Stop! Koshatnik! Help!
A lot of chatter around the net recently about a forthcoming book by Adam Jacot de Boinod called "The Meaning of Tingo and Other Extraordinary Words from Around the World." It's about various oddities of language, like the lengths the French have gone to to avoid the word "computer" because it sounds vaguely dirty in French, or the surprising variety of words for moustache in Albanian. But the core of the book appears to be words from other languages that express concepts for which we've never found the need for a dedicated word. For example, "Zechpreller," German for someone who leaves without paying the bill.
The book sounds exactly like the sort of thing that would be embraced by the higher-end British newspapers on a Sunday, and that's exactly what happened. Here's the Independent's version but there are plenty of others.
So I'm browsing this article, and come upon the word "koshatnik," ostensibly Russian for "a dealer in stolen cats." Say what? Now that's an image that slips into your brain and wiggles around - especially if you write fiction with a slant toward the magically strange. Why exactly would someone do that? Who would they sell them to? Why not just take in a stray? It conjures up fairy tale images of magical cats and arcane secrets. It sticks with you.

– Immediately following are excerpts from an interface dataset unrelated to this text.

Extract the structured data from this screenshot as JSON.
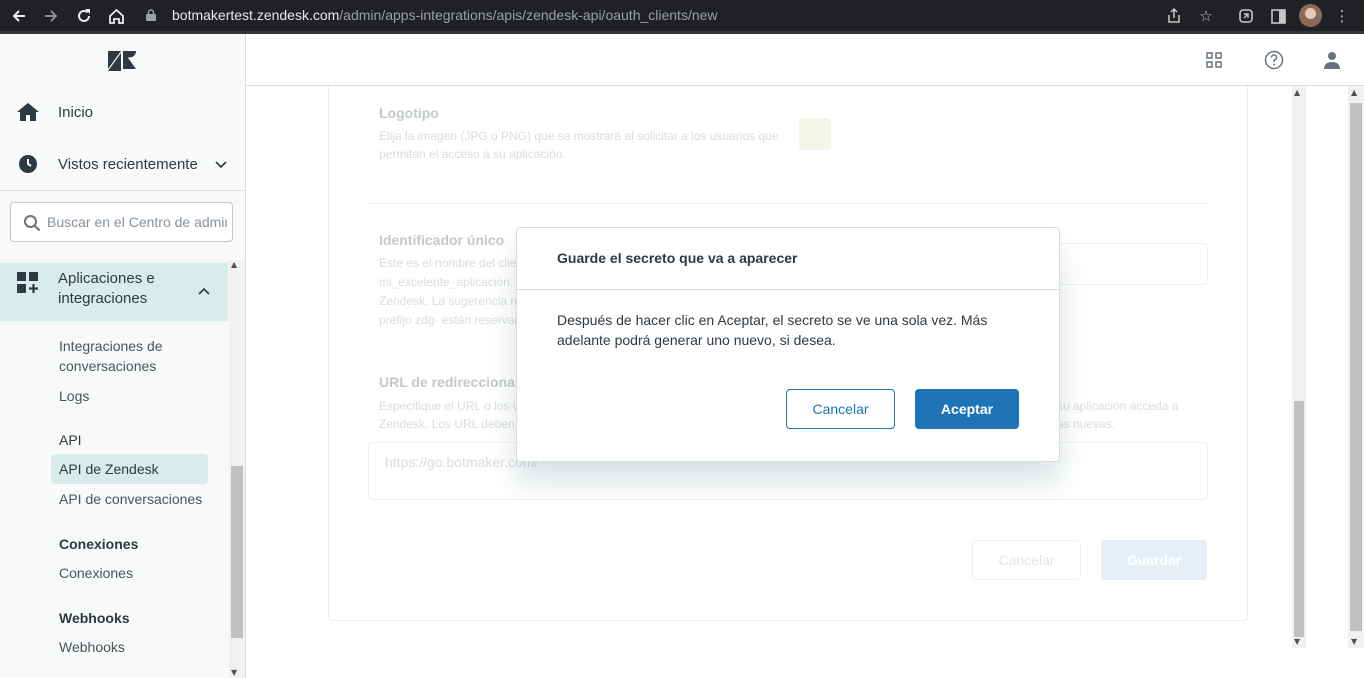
{
  "browser": {
    "url_host": "botmakertest.zendesk.com",
    "url_path": "/admin/apps-integrations/apis/zendesk-api/oauth_clients/new",
    "icons": [
      "back-icon",
      "forward-icon",
      "reload-icon",
      "home-icon",
      "lock-icon",
      "share-icon",
      "star-icon",
      "extension-icon",
      "sidepanel-icon",
      "profile-avatar",
      "menu-icon"
    ]
  },
  "sidebar": {
    "home": "Inicio",
    "recent": "Vistos recientemente",
    "search_placeholder": "Buscar en el Centro de administración",
    "apps_section": "Aplicaciones e integraciones",
    "items": [
      {
        "label": "Integraciones de conversaciones"
      },
      {
        "label": "Logs"
      }
    ],
    "api_heading": "API",
    "api_items": [
      {
        "label": "API de Zendesk",
        "active": true
      },
      {
        "label": "API de conversaciones"
      }
    ],
    "connections_heading": "Conexiones",
    "connections_item": "Conexiones",
    "webhooks_heading": "Webhooks",
    "webhooks_item": "Webhooks"
  },
  "header": {
    "icons": [
      "apps-grid-icon",
      "help-icon",
      "user-icon"
    ]
  },
  "form": {
    "logo_title": "Logotipo",
    "logo_help_1": "Elija la imagen (JPG o PNG) que se mostrará al solicitar a los usuarios que",
    "logo_help_2": "permitan el acceso a su aplicación.",
    "id_title": "Identificador único",
    "id_help_1": "Este es el nombre del cliente...",
    "id_help_2": "mi_excelente_aplicación. E...",
    "id_help_3": "Zendesk. La sugerencia m...",
    "id_help_4": "prefijo zdg- están reservad...",
    "redirect_title": "URL de redireccionamiento",
    "redirect_help_1": "Especifique el URL o los U...",
    "redirect_help_1b": "su aplicación acceda a",
    "redirect_help_2": "Zendesk. Los URL deben s...",
    "redirect_help_2b": "as nuevas.",
    "redirect_value": "https://go.botmaker.com/",
    "cancel_label": "Cancelar",
    "save_label": "Guardar"
  },
  "modal": {
    "title": "Guarde el secreto que va a aparecer",
    "body": "Después de hacer clic en Aceptar, el secreto se ve una sola vez. Más adelante podrá generar uno nuevo, si desea.",
    "cancel_label": "Cancelar",
    "ok_label": "Aceptar"
  },
  "colors": {
    "accent": "#1f73b7",
    "sidebar_active": "#d9ecec",
    "chrome_bg": "#202124"
  }
}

Unfortunately, it may be too good to be true. Searching around online for some ideas about who the mysterious and secretive koshatniks of old Russia may have been, I found this article denouncing the whole concept over at Language Geek. (And since Language Geek's URL is neko.com, I'm going to assume they know their cat terminology.)
According to Language Geek, the word just means someone who likes cats. They even link to a Russian site full of "'You know you're a koshatnik if...' humor." (I'm going to have to take their word for that.)
Apparently, to Language Geek and people like him or her, this whole book is just a big "oh God, here comes another one" event, creating all sorts of bizarre misunderstandings that they'll be correcting at parties for years. They also cite "Razbliuto," which supposedly means "the feeling one has for a former lover no longer loved." Another site, Language Hat, had this one out with William Safire months ago, finally convincing him that there is no such word. Apparently it's a garbled version of the verb "razliubit," which just means to stop loving.
The really odd bit is that Language Geek checked his or her Russian dictionaries for Koshatnik and actually did find one that offered, alongside the cat-fancier definition, "dealer in (stolen) cats." So maybe there really were stolen cat dealers running around the streets of Moscow at some point. (And even if there weren't, that never got in the way of a good story.)
[BTW I suggest that the razbliuto story hints at how a lot of de Boinod's entries came about. Apart from the mangling of the word itself, the translation suggests someone explaining a word in their own tongue to someone else using words from their language, and being cautious and a bit overly precise. I think that could explain a lot of the words in that Independent piece, and another big chunk of them are simply onomatopoeia. But I digress. Those cats aren't going to steal themselves...]